Africa’s premier regional court, the African Court on Human and Peoples’ Rights, has found that Tanzania’s constitution is in breach of the African Charter and other international law. This is because it provides that no one may test the results of Tanzania’s presidential elections in court. Tanzanian advocate, Jebra Kambole, brought the litigation in the African Court saying his rights under the African Charter had been violated. Finding in favour of Kambole’s application, the court ordered that Tanzania amend its constitution to remove this violation. Tanzania was also given 12 months to submit a report on what had been done to implement the terms of the judgment, and was ordered to publish the court’s decision on the websites of the Judiciary, and of the Ministry for Constitutional and Legal Affairs. The judgment text is to remain on these websites for at least a year after publication.
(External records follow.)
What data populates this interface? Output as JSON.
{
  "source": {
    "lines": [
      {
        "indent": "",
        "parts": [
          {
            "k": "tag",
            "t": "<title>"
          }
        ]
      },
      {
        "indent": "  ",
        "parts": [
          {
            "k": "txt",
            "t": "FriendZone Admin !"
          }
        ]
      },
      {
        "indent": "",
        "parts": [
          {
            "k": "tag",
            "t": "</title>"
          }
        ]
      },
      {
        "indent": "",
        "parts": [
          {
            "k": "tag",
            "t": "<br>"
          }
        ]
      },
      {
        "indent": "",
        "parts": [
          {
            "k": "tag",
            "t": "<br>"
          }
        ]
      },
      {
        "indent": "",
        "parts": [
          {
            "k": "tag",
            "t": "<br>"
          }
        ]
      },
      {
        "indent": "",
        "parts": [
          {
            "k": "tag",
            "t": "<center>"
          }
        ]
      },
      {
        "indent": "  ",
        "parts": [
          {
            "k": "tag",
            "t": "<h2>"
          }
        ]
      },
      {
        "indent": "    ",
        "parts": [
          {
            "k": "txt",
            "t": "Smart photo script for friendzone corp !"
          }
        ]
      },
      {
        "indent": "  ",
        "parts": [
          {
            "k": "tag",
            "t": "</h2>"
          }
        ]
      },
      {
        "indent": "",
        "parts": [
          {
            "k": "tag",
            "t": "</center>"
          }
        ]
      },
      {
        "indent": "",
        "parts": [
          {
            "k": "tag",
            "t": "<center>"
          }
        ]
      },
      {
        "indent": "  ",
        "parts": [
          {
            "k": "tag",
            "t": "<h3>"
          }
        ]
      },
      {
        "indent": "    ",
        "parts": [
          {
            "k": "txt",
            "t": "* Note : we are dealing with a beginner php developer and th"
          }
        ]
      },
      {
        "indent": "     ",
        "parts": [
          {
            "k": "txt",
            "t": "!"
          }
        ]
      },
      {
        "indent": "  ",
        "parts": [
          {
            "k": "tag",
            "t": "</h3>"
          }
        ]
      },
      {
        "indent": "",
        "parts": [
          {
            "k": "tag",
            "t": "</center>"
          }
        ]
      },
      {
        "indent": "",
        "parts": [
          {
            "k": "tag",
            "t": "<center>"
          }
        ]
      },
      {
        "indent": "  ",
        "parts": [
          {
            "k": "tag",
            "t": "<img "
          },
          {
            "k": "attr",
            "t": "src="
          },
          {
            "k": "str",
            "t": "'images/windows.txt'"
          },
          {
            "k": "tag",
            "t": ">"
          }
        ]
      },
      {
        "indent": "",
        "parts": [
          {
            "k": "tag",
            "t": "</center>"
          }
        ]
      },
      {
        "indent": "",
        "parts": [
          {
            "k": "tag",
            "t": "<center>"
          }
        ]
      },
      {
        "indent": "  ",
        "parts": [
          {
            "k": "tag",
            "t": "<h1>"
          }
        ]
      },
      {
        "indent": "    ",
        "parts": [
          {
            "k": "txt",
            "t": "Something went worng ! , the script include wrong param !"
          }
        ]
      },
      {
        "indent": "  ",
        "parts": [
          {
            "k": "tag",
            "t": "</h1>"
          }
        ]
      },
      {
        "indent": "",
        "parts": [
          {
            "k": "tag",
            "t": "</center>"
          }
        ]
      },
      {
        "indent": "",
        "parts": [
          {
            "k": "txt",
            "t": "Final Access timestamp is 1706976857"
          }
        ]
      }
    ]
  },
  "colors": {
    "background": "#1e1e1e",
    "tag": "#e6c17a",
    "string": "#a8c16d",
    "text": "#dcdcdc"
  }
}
Read more

Preserve your independence, court urges Namibia’s election commission

A full bench of Namibia’s high court has found that the country’s electoral commission acted unlawfully when it removed certain approved names from the list of candidates supplied by a political party and allowed other party members to replace them and be sworn-in, instead. Two members of Namibia’s Popular Democratic Movement brought the application when the electoral commission permitted a number of PDM members, not on the PDM list approved by the electoral commission before the polls, to replace those who had been approved by the commission. In its decision, the court said the commission acted beyond its powers in allowing the party to substitute names after the elections. It could not allow parties to ‘parade’ candidates for election and then after the polls, ‘put up totally different persons who were never “marketed” to voters as candidates.’

Read more

Government’s ‘contempt’ raised in challenge to Tanzania’s bail-ban laws

Tanzania’s bail laws have been brought into line with the country’s constitution, following an application by a member of the legal profession. But in the aftermath of the decision there’s confusion and concern, mostly related to the appeal noted by the government the day after judgment was delivered this week. The high court judgment by three judges deals with the problem that the law makes certain offences ‘unbailable’. How does this square with judicial discretion, the petitioner asked.

Read more